Microsoft had a crisis of self under Satya Nadalla’s leadership - and has played trillionaire market cap leapfrog with Amazon and Apple as a result (and yes as of this writing well behind Apple but ahead of Amazon). Prior to Satya, Microsoft was effectively a bad joke/cautionary tale due to their irrelevant and static identity. Satya recognized the vice grip of the Windows operating system and the stigma that was associated with it. He redirected Microsoft’s attention and focused the company on long-term web and cloud contracts.
If organizations cannot contemplate whether or not they should exist, then perhaps they should not exist. Or at least, it is clear then that we serve some lesser role that may or not outlast the lifespan of a Gateway computer (why oh why is this brand back?! That bovine-inspired packing tho...).
Orgs that don’t have the ability to have a crisis of self are on the fastest track possible to non-existence.
Unless of course, they have capital ala, Simon and Brookfield, to prop them up for a long, slow, brutal, wind-down.

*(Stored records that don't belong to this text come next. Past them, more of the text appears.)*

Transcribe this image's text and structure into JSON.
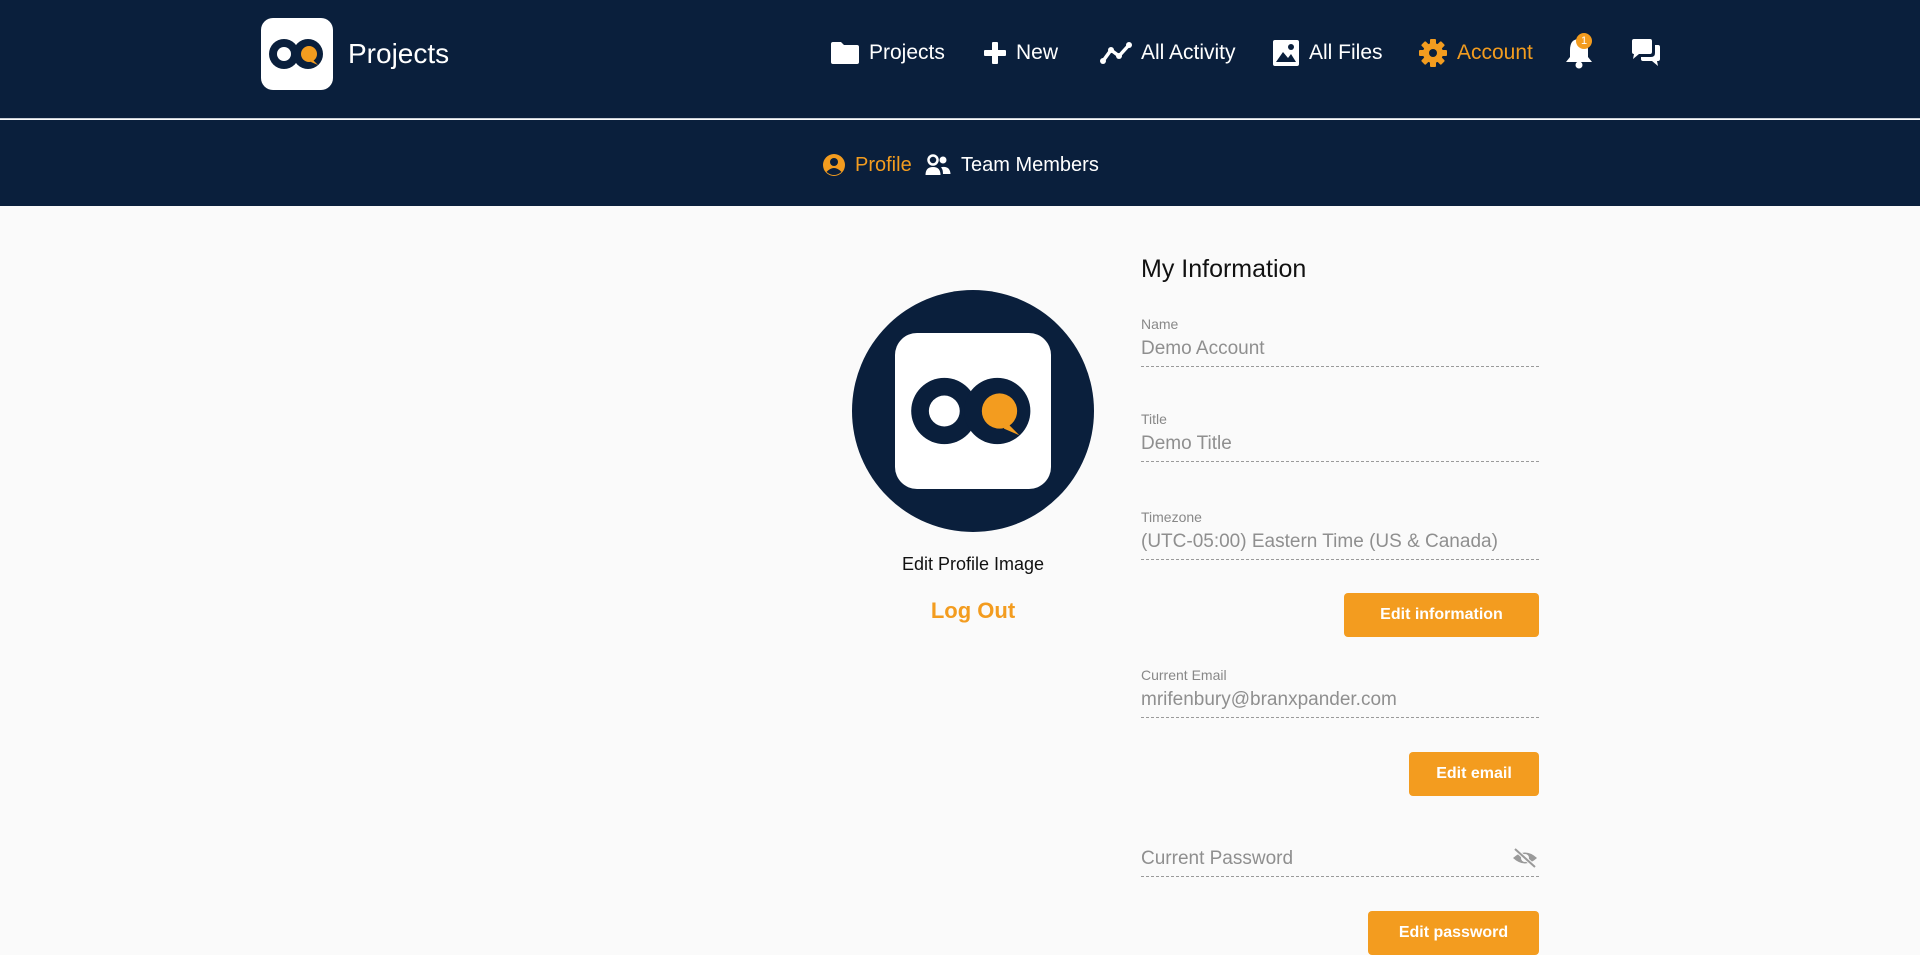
{
  "header": {
    "app_title": "Projects",
    "logo_icon": "app-logo",
    "nav": [
      {
        "label": "Projects",
        "icon": "folder-icon"
      },
      {
        "label": "New",
        "icon": "plus-icon"
      },
      {
        "label": "All Activity",
        "icon": "activity-icon"
      },
      {
        "label": "All Files",
        "icon": "image-icon"
      },
      {
        "label": "Account",
        "icon": "gear-icon",
        "active": true
      }
    ],
    "notifications_count": "1",
    "accent_color": "#f39c1f",
    "bar_color": "#0a1f3c"
  },
  "subnav": {
    "profile_label": "Profile",
    "team_label": "Team Members"
  },
  "profile": {
    "edit_image_label": "Edit Profile Image",
    "logout_label": "Log Out"
  },
  "info": {
    "title": "My Information",
    "name_label": "Name",
    "name_value": "Demo Account",
    "title_label": "Title",
    "title_value": "Demo Title",
    "timezone_label": "Timezone",
    "timezone_value": "(UTC-05:00) Eastern Time (US & Canada)",
    "edit_info_label": "Edit information",
    "email_label": "Current Email",
    "email_value": "mrifenbury@branxpander.com",
    "edit_email_label": "Edit email",
    "password_placeholder": "Current Password",
    "edit_password_label": "Edit password"
  }
}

But capital groups be warned - while money, efficiencies, and better management can help with a certain type of rescue - I’d recommend making sure the brand reckons with the purpose of its existence in the first place.
Others that aren’t in bankruptcy or named JCP are in a similar spot - they just don’t realize it yet. The swathes of “premium mediocre” brands are just a modern, distributed version of JCP. Or JCP is an amalgamation of these brands. The similarity is that they don’t really have a place in the world that really means anything to speak of to anyone, including especially themselves.

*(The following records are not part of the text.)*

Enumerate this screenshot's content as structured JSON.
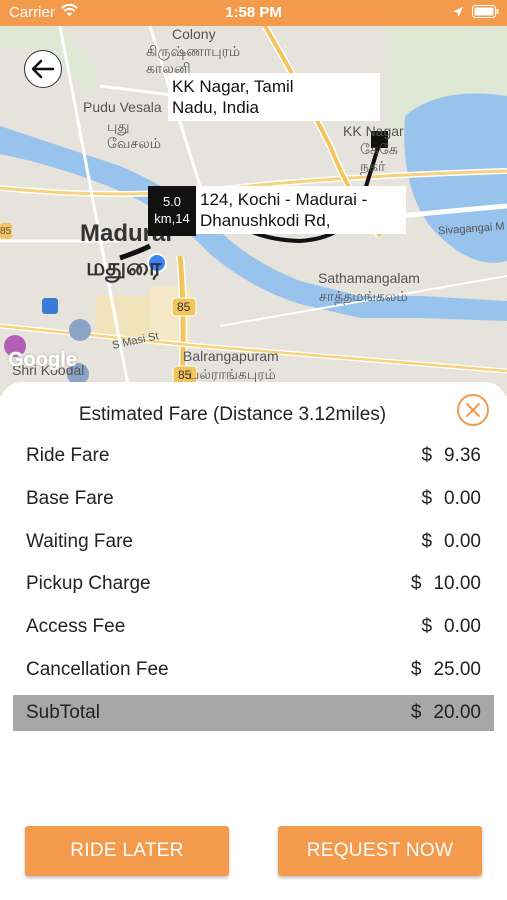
{
  "status_bar": {
    "carrier": "Carrier",
    "time": "1:58 PM",
    "icons": [
      "wifi-icon",
      "location-arrow-icon",
      "battery-icon"
    ]
  },
  "map": {
    "labels": {
      "colony": "Colony",
      "tamil_top": "கிருஷ்ணாபுரம்\nகாலனி",
      "pudu": "Pudu Vesala",
      "pudu_tamil": "புது\nவேசலம்",
      "kk_nagar": "KK Nagar",
      "kk_nagar_tamil": "கேகே\nநகர்",
      "madurai": "Madurai",
      "madurai_tamil": "மதுரை",
      "sivagangai": "Sivagangai M",
      "sathamangalam": "Sathamangalam",
      "sathamangalam_tamil": "சாத்தமங்கலம்",
      "s_masi": "S Masi St",
      "balrangapuram": "Balrangapuram",
      "balrangapuram_tamil": "பல்ராங்கபுரம்",
      "shri_koodal": "Shri Koodal",
      "road_85": "85",
      "road_85b": "85",
      "road_85_left": "85",
      "google": "Google"
    },
    "callouts": {
      "destination": "KK Nagar, Tamil\nNadu, India",
      "origin": "124, Kochi - Madurai -\nDhanushkodi Rd,"
    },
    "distance_box": "5.0\nkm,14"
  },
  "fare": {
    "title": "Estimated Fare (Distance 3.12miles)",
    "currency": "$",
    "rows": [
      {
        "label": "Ride Fare",
        "value": "9.36"
      },
      {
        "label": "Base Fare",
        "value": "0.00"
      },
      {
        "label": "Waiting Fare",
        "value": "0.00"
      },
      {
        "label": "Pickup Charge",
        "value": "10.00"
      },
      {
        "label": "Access Fee",
        "value": "0.00"
      },
      {
        "label": "Cancellation Fee",
        "value": "25.00"
      }
    ],
    "subtotal": {
      "label": "SubTotal",
      "value": "20.00"
    }
  },
  "buttons": {
    "ride_later": "RIDE LATER",
    "request_now": "REQUEST NOW"
  },
  "colors": {
    "accent": "#f39a4c",
    "subtotal_bg": "#a7a7a7",
    "route": "#111111",
    "current_location": "#3b82f6"
  }
}
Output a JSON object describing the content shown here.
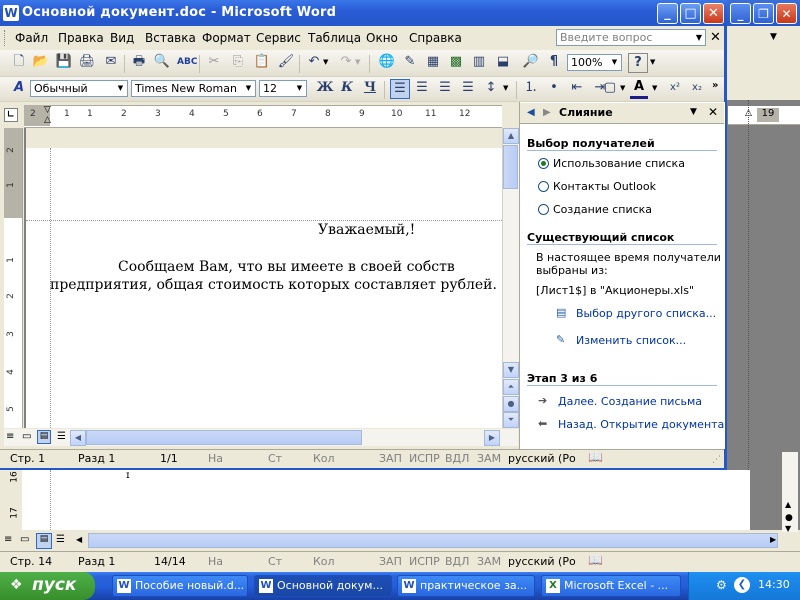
{
  "bg_window": {
    "status": {
      "page": "Стр.  14",
      "section": "Разд  1",
      "pages": "14/14",
      "at": "На",
      "line": "Ст",
      "col": "Кол",
      "rec": "ЗАП",
      "trk": "ИСПР",
      "ext": "ВДЛ",
      "ovr": "ЗАМ",
      "lang": "русский (Ро"
    },
    "ruler_num": "19"
  },
  "window": {
    "title": "Основной документ.doc - Microsoft Word",
    "controls": {
      "minimize": "_",
      "maximize": "□",
      "close": "✕"
    }
  },
  "menu": {
    "items": [
      "Файл",
      "Правка",
      "Вид",
      "Вставка",
      "Формат",
      "Сервис",
      "Таблица",
      "Окно",
      "Справка"
    ],
    "help_placeholder": "Введите вопрос",
    "close_glyph": "✕"
  },
  "toolbar": {
    "zoom": "100%",
    "style": "Обычный",
    "font": "Times New Roman",
    "size": "12",
    "bold": "Ж",
    "italic": "К",
    "underline": "Ч"
  },
  "ruler": {
    "numbers": [
      "2",
      "1",
      "1",
      "2",
      "3",
      "4",
      "5",
      "6",
      "7",
      "8",
      "9",
      "10",
      "11",
      "12"
    ],
    "vnumbers": [
      "2",
      "1",
      "1",
      "1",
      "2",
      "3",
      "4",
      "5"
    ]
  },
  "document": {
    "greeting": "Уважаемый,!",
    "para1": "Сообщаем  Вам,  что  вы  имеете  в  своей  собств",
    "para2": "предприятия, общая стоимость которых составляет рублей."
  },
  "status": {
    "page": "Стр.  1",
    "section": "Разд  1",
    "pages": "1/1",
    "at": "На",
    "line": "Ст",
    "col": "Кол",
    "rec": "ЗАП",
    "trk": "ИСПР",
    "ext": "ВДЛ",
    "ovr": "ЗАМ",
    "lang": "русский (Ро"
  },
  "task_pane": {
    "title": "Слияние",
    "section1": "Выбор получателей",
    "options": [
      {
        "label": "Использование списка",
        "selected": true
      },
      {
        "label": "Контакты Outlook",
        "selected": false
      },
      {
        "label": "Создание списка",
        "selected": false
      }
    ],
    "section2": "Существующий список",
    "desc_line1": "В настоящее время получатели",
    "desc_line2": "выбраны из:",
    "source": "[Лист1$] в \"Акционеры.xls\"",
    "link_select": "Выбор другого списка...",
    "link_edit": "Изменить список...",
    "step": "Этап 3 из 6",
    "next": "Далее. Создание письма",
    "back": "Назад. Открытие документа"
  },
  "taskbar": {
    "start": "пуск",
    "tasks": [
      {
        "label": "Пособие новый.d...",
        "active": false,
        "icon": "W"
      },
      {
        "label": "Основной докум...",
        "active": true,
        "icon": "W"
      },
      {
        "label": "практическое за...",
        "active": false,
        "icon": "W"
      },
      {
        "label": "Microsoft Excel - ...",
        "active": false,
        "icon": "X"
      }
    ],
    "lang": "RU",
    "clock": "14:30"
  }
}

This is all very heavy. I usually temper statements like this but that’s the point. Don’t temper. Embrace the impending terror. “To venture causes anxiety, but not to venture is to lose one's self... And to venture in the highest is precisely to be conscious of one's self.”- yes more Kierkegaard. If you’re going to have a brand existential crisis, there won’t be much benefit from it if you’re not open to gutting your core identity. Nothing about your core identity should be shielded from examination. It doesn’t mean it will change - but you need to consider systems, channels, branding, mindset, products, customers, tactics, strategies, mission, vision, and beyond. Understand that not existing as a brand is not the end of the world - it will free you to be who you need to be.
On the extreme end of openness to identity shift, we see brands like Faculty. In her most recent Chips and Dips (028, another timely piece sent while I was editing this!) friend of Future Commerce, Emily Singer, commented on the Ben Schott article with examples of brands that are either shifting identities or making smart changes to how they do business. One of the examples - Faculty - actually has flexibility planned into their DNA.

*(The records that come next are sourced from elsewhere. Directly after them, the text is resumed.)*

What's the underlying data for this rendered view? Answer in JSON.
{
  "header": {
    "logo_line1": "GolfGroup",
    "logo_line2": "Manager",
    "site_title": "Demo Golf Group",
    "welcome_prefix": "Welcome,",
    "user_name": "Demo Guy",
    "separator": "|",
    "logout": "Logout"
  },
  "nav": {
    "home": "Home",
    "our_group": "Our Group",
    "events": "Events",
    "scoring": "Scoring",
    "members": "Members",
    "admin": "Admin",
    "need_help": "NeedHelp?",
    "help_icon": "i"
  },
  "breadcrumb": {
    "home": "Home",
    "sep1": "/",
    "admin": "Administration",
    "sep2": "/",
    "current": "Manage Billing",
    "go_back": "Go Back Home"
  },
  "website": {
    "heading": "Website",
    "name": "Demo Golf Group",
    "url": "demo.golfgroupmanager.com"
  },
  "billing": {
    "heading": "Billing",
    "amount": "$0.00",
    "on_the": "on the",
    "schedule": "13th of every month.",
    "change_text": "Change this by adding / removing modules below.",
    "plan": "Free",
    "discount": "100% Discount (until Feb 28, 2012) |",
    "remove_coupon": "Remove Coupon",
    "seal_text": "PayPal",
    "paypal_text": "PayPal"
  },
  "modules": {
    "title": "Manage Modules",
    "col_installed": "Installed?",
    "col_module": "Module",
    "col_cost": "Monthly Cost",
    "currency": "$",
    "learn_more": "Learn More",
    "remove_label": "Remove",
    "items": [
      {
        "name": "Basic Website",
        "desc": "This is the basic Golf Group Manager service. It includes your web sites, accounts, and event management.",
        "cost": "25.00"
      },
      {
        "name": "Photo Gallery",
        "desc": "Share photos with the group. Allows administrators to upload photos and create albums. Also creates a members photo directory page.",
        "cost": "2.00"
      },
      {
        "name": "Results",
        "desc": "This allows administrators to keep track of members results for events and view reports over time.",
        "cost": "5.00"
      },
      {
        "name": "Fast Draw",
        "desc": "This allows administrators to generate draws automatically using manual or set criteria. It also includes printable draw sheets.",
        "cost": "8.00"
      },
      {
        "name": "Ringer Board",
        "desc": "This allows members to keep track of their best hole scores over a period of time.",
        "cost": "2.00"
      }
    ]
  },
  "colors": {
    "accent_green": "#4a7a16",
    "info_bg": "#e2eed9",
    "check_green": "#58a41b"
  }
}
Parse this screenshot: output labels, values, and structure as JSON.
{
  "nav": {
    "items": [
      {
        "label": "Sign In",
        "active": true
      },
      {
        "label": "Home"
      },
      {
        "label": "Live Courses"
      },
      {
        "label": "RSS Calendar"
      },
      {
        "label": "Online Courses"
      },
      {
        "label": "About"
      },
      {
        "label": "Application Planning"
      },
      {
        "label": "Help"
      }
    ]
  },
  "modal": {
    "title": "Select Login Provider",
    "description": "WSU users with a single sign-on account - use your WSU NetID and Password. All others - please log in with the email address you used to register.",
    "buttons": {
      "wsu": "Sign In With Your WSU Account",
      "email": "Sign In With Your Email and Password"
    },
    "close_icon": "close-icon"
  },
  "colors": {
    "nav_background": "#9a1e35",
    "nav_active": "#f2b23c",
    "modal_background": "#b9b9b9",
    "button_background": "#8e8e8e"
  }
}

“Faculty is a movement masquerading as a men’s grooming company. It has seven different logos and lacks a strict product roadmap… There’s an openness and mutability to Faculty that is inherently different.”
The company’s entire identity changes based on their drops. Existential crisis is their jam.
Another example she brought up was Neighborhood Goods entering the market as a department store for DTC brand but
“...can fine-tune the tech in its own stores before licensing it out to other retailers, either allowing software to become an additional revenue stream or making a full pivot to SaaS.”
Even a brand that has incurred much attention to its entrance model is ready to expand its identity or maybe even pivot if they find that it's the right thing to do.
This is it: DON’T BE SO TIED TO WHO YOU WERE OR ARE OR EXISTENCE AT ALL. This is so important - this where we’ll pick up in Part 2.